The latest offering from Circle Circle dot dot peeks into the world of San Diego's coastal habitat and the Sisyphean struggles conservationists face when industry moves in.
We meet doctoral student Ed Leopold (Michael Nieto) in the 1990s during his failed attempt to get the cactus wren on the Endangered Species List. The overhead projection of hand-drawn infographics he uses to make his case are a nice touch, firmly planting the scene in the not-so-distant past, as is his flannel shirt.
The storylines of Ed and a local cactus wren (Alexandra Slade) collide years later when the older and flannel-less scientist is tasked to survey land for the development of a new children's hospital. While Wren embarks on an adventure to find her family a new home after theirs is threatened by climate change, Ed engages in an uphill battle to please hospital liaison Natalie (Katherine Haroff) and find a piece of land that won't undercut his life's work.
The parallel conflicts set up a promising plot, though the execution suffers, at times, to address the all-important question: "Why should I care?"
The performances are engaging, though often weighed down by heady dialogue. Tuazon-Martin is hilarious as Coyote, a young pup in search of the perfect meal. The set, costumes, and props are simple yet beautiful. The most stunning piece, the Torrey Pine (Soroya Rowley) effectively uses stilts and fabric to illustrate the tree’s majesty. Likewise, Rowley brings Commander Gray, a gray whale, to life with elegant puppetry, proving it doesn't take much more than a little imagination and a few yards of fabric to create a world worth knowing. So, when the occasional obtuse dialogue dominates a scene and stifles emotion, the teacher in me yearned for more showing, less telling.
Anne Gehman’s choreography brought the "roller river" to life, using dance to illustrate the chaos of rush hour traffic and beautifully showcase obstacles facing Coyote and Wren. The rubber-helmet wigs, worn by the local news anchors (Veronica Burgess and Tuazon-Martin), played-up the cartoonish talking heads that dominate media today. The energetic prancing of the fairy shrimp (puppeted by Rowley and Burgess) was equal parts amusing and poignant.
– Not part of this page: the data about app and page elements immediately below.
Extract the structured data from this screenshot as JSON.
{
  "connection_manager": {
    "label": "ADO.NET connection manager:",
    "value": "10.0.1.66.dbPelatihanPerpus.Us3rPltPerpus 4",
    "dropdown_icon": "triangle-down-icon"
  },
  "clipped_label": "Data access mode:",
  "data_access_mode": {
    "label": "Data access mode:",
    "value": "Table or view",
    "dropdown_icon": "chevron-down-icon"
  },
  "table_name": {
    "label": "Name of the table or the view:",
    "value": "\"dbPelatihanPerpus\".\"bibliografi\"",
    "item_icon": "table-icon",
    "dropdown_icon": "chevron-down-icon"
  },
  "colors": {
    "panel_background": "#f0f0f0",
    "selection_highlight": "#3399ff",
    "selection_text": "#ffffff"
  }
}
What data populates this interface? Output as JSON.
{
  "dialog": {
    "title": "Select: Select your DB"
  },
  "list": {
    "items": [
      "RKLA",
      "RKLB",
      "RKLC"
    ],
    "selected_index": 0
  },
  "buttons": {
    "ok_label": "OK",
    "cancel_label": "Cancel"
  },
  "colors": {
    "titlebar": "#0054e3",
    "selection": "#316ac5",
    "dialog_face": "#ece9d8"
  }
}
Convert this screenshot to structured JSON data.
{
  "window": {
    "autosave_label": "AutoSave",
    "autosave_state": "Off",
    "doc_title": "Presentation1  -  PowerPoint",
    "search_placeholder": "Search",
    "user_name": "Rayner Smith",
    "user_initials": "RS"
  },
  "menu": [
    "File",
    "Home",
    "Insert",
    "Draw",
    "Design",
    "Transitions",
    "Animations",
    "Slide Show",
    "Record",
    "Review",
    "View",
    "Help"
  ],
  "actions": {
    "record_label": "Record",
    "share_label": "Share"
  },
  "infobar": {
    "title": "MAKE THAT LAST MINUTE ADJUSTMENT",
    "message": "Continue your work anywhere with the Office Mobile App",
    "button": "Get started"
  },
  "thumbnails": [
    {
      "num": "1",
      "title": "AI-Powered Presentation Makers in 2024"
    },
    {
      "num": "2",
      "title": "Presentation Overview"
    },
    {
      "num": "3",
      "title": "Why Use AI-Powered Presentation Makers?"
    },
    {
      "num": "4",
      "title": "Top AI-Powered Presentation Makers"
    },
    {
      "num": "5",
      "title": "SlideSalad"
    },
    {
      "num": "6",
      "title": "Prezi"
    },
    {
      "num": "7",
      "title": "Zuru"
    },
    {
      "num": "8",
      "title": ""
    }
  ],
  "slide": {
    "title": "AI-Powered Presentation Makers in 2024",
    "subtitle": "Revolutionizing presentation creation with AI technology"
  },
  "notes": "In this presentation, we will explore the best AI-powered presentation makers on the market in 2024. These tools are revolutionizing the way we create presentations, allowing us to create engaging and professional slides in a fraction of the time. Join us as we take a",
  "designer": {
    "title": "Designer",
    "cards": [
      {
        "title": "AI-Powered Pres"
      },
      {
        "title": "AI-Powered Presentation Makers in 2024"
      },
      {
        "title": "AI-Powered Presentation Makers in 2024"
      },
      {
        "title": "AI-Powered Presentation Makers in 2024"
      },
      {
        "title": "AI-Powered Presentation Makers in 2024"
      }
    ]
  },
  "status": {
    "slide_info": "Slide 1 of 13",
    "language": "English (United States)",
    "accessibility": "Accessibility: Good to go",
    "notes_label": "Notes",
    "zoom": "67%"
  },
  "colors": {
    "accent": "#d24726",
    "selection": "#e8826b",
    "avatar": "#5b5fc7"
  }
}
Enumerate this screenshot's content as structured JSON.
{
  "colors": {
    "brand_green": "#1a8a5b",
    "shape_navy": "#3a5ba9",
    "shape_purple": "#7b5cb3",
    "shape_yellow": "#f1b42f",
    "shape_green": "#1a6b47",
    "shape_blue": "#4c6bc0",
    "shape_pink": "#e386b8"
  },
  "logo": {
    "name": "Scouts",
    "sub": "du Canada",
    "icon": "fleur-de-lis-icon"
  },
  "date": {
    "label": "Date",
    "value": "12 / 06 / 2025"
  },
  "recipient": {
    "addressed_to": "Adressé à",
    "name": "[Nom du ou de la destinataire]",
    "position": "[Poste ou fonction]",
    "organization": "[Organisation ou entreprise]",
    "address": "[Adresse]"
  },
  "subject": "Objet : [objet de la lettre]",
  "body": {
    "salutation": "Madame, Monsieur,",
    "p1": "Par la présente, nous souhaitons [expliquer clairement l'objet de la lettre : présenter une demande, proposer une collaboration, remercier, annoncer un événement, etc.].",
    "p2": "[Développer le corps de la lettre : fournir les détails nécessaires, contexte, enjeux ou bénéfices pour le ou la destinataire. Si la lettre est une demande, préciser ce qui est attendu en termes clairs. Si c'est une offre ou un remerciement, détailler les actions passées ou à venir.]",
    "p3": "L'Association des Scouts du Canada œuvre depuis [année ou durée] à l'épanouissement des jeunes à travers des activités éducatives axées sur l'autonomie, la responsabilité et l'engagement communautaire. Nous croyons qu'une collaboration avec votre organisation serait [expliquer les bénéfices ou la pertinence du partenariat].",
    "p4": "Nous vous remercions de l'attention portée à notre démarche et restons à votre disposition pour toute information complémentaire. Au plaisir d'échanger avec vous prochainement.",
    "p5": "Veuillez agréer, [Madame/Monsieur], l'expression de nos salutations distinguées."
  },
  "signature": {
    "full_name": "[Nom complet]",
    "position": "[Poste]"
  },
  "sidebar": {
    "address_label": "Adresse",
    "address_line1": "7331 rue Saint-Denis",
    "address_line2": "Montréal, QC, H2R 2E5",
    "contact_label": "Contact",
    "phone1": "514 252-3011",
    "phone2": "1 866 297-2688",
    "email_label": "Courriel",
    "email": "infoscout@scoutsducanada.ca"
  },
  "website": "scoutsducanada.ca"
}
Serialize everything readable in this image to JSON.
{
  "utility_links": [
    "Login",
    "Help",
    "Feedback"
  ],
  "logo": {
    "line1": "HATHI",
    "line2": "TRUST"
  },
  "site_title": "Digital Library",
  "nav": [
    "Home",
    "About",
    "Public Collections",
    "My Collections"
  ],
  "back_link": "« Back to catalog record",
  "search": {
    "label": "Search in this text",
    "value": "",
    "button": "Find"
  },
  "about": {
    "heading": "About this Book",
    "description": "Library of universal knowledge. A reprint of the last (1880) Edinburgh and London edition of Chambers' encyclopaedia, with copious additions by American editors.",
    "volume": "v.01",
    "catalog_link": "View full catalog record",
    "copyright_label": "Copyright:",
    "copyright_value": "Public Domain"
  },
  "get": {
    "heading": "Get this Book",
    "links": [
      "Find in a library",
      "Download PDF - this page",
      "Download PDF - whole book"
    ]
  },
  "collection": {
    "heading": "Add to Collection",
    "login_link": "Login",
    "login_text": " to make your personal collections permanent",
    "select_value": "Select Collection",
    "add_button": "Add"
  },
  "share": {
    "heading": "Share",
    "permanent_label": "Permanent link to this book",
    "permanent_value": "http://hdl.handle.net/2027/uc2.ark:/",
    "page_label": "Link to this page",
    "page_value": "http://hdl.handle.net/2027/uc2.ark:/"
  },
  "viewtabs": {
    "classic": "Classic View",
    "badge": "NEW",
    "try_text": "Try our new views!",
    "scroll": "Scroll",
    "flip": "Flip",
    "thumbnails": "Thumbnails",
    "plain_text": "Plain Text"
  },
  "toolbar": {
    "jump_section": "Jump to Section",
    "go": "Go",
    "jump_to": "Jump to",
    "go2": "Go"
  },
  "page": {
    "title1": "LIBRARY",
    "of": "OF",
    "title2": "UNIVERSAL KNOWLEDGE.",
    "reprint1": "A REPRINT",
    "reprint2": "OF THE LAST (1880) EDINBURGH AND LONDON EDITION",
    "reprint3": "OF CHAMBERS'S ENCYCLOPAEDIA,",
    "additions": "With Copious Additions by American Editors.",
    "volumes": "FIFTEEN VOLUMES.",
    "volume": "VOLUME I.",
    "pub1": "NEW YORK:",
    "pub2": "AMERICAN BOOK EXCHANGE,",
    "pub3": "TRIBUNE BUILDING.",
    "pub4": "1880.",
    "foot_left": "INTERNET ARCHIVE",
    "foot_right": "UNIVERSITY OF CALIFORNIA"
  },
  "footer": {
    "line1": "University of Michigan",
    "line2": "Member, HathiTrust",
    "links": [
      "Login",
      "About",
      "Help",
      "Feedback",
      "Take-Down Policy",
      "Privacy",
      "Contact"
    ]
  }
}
Less explanation and more "showing" of Ed's personal and professional conflicts would be a nice balance to a production otherwise peppered with stylized performances that amuse through caricature and inform through creativity. When Ed finally meets Wren at the end of the play, their two worlds should dovetail in resolution, yet dialogue weighs down the performance once again, leaving the energy on stage flat.